For Swedish standards it is hard to comprehend the size of management that is done in Biebrza. 10 times the area that is mown in Sweden is mown only in Biebrza in order to preserve the Aquatic warbler. To mow such a large wet fen the managers in Biebrza have chosen to use redesigned PistenBully´s that are normally used preparing ski slopes.

The wildlife in Biebrza includes 3 wolf packs, out of which 1 is residing in the area were we stayed. Unfortunately we did not get the chance to see any, but we did find a little grass snake warming itself in the sunshine.

Monday, April 4, 2011

Final stretch

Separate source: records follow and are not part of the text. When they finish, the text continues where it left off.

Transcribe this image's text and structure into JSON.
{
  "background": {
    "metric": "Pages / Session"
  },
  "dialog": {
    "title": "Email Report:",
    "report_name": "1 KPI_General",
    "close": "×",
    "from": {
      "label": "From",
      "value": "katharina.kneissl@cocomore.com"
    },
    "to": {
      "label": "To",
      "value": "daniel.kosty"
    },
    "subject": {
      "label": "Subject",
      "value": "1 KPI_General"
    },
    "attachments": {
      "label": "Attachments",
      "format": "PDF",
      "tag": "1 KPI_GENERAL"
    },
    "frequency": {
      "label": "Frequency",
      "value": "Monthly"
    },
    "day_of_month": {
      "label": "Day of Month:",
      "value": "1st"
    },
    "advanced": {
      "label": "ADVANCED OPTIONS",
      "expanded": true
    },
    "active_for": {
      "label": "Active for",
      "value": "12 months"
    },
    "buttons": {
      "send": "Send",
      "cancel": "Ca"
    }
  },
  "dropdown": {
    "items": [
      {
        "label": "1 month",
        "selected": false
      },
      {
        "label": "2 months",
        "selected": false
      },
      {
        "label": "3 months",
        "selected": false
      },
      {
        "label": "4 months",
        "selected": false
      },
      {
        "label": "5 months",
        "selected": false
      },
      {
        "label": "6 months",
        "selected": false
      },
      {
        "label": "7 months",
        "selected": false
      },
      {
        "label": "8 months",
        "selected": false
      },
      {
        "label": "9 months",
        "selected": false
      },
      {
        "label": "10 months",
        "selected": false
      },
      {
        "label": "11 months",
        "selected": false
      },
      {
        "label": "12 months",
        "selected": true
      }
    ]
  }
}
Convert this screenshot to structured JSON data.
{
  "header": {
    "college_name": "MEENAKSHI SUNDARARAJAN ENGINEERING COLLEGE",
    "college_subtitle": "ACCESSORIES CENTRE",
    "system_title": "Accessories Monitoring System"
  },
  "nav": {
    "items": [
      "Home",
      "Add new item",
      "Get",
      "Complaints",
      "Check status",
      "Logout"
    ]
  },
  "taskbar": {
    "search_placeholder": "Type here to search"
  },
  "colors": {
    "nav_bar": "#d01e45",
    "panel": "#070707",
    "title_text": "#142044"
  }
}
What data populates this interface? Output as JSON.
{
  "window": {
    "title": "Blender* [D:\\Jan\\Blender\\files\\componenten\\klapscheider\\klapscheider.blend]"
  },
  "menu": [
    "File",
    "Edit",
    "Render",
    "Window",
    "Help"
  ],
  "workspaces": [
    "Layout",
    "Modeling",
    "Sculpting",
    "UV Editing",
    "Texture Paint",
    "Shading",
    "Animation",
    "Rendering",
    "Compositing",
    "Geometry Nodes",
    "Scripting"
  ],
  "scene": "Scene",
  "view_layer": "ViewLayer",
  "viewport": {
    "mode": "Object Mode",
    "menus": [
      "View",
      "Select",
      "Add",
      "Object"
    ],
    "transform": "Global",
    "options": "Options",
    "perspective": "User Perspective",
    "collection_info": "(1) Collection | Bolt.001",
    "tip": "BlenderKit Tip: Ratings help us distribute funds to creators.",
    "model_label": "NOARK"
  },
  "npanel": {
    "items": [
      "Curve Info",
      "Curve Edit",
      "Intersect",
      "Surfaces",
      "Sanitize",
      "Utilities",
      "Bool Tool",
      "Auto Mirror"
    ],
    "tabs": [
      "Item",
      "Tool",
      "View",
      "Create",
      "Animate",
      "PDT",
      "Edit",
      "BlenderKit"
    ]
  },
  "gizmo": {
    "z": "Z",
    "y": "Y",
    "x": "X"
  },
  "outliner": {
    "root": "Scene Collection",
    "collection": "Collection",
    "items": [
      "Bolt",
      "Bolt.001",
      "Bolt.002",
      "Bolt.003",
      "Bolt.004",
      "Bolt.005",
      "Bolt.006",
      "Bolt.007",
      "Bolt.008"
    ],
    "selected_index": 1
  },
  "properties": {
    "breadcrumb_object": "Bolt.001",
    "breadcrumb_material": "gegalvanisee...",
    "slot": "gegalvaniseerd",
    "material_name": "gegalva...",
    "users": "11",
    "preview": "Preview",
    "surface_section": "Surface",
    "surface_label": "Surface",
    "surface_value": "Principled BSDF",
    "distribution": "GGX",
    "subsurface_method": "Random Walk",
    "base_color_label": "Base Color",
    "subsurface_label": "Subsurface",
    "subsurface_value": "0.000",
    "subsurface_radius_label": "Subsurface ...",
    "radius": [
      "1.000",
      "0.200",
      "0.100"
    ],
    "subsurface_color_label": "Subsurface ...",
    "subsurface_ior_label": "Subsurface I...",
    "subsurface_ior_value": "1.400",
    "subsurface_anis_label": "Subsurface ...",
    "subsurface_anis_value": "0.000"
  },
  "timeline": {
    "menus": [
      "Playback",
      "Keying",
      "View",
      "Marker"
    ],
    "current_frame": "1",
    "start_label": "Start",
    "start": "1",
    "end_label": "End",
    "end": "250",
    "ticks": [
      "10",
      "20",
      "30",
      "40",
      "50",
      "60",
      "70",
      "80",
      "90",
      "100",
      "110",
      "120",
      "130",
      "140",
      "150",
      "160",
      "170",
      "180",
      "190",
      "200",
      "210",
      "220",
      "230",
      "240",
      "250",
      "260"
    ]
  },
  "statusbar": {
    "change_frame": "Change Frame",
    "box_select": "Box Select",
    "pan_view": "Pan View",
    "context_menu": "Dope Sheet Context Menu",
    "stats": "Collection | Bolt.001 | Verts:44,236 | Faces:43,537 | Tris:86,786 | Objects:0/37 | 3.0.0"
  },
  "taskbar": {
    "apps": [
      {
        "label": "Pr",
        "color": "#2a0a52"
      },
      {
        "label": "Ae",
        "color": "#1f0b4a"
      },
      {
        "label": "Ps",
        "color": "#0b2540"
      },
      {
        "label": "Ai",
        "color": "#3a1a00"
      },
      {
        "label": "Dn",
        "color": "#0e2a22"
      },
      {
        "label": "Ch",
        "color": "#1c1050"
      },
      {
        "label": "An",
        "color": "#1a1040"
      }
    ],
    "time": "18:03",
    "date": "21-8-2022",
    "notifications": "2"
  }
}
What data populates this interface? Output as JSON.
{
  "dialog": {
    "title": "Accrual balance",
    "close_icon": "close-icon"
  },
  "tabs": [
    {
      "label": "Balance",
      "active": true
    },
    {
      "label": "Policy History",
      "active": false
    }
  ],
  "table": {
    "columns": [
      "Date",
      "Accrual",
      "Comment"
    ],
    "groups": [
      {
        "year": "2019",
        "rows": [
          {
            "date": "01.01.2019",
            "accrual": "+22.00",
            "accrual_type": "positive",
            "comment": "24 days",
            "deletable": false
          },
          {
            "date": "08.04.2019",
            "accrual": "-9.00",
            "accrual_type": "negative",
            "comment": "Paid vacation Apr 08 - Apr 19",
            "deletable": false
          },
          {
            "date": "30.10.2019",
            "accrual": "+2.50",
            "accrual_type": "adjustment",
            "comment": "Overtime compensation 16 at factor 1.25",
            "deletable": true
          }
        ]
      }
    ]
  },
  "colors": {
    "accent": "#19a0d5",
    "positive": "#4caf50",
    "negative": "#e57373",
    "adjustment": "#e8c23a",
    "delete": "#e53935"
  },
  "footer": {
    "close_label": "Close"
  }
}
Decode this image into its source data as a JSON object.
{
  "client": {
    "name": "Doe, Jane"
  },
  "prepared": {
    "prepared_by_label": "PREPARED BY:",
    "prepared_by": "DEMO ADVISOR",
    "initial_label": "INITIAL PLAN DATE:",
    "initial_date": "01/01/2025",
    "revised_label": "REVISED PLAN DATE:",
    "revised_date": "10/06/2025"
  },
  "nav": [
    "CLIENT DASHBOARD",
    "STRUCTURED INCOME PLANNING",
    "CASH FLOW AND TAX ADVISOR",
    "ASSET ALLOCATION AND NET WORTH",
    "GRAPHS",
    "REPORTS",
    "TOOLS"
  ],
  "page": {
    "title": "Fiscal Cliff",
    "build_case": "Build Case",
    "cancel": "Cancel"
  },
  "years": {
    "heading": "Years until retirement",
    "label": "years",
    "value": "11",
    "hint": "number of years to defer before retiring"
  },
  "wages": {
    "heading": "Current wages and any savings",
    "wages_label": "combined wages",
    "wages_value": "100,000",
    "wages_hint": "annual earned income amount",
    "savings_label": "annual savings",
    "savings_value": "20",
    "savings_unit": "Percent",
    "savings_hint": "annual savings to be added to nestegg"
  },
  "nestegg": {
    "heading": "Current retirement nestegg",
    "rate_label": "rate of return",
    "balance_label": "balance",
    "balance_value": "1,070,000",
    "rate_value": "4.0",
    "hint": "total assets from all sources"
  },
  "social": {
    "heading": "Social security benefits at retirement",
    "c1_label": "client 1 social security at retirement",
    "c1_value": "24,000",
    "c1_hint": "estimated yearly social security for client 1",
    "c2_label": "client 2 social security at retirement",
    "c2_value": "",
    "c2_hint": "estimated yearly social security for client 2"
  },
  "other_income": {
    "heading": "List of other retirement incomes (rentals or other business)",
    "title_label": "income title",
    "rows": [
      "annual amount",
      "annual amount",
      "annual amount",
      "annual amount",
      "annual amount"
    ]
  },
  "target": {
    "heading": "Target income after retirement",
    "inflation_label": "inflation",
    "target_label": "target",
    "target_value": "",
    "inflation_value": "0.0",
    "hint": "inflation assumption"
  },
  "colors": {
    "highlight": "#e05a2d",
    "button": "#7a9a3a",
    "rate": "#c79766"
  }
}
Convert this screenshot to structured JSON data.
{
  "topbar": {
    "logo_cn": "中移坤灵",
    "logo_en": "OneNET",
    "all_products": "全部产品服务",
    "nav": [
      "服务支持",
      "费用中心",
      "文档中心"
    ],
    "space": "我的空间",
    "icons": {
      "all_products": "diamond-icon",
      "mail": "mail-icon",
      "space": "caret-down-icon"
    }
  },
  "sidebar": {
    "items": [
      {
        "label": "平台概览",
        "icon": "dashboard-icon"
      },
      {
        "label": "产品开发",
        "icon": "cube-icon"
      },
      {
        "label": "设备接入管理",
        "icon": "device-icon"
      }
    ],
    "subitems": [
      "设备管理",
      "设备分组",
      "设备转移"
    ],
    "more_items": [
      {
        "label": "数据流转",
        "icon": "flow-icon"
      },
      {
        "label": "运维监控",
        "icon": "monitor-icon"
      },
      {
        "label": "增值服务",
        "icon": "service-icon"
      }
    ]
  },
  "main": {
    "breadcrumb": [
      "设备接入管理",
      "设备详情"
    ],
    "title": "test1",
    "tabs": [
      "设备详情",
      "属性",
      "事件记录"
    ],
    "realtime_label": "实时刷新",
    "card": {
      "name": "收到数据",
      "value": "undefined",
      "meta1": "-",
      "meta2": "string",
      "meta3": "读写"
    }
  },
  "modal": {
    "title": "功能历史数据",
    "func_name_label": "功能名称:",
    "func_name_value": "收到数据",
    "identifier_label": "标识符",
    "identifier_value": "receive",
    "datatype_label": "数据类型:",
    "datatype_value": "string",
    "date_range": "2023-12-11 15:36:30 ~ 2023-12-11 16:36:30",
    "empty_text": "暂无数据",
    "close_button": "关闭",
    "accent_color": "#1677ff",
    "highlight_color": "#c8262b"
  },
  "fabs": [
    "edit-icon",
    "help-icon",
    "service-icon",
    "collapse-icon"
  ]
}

Back to Poland, and since I left, a cat has moved into the corridor outside the lab. The rumor has it that someone at the botanical garden showed mercy on the little one during the extreme winter. It feels now that the final stretch of the PhD studies is starting. I am submitting a formal request to have the finishing-process opened, and will have to write an essay in Philosophy and pass an English test. None are very much related to restoration ecology. On Friday I am heading to a work shop on restoration in Biebrza, were I will present results of my last years result, and hopefully get some final input on how to improve our paper before it is send in for peer-review.

Tuesday, March 29, 2011

Blunt boars

Have spent a week in southern Sweden in the region of Småland and to my surprise the boars have been very unshy recently. The neighbor found first one boar eating from his birdhouse in the garden during broad daylight. Later he found two boars in his garage. It is almost unnecessary to mention that of course his field has received some serious plowing by the boars.

This male boar passed by my house 6 in the evening.
It is a fairly big male boar.

Considering that boars were extremely rare 20 years ago in this area, it has now become a very different situation.

Saturday, March 19, 2011

Some kind of monster

Sitting up late working with a manuscript about peatland restoration that will be submitted before summer hopefully. The project started out with one folder and one excel sheet, but now it consists of dozens of excel sheets, word documents, R-files, Canoco-files, and several image files of graphs that during some part of the project have been considered as potential candidates to include. What was one folder, is now a giant matrix of folders and subfolders that is becoming increasingly harder to navigate. A sign that it is time to finish this project.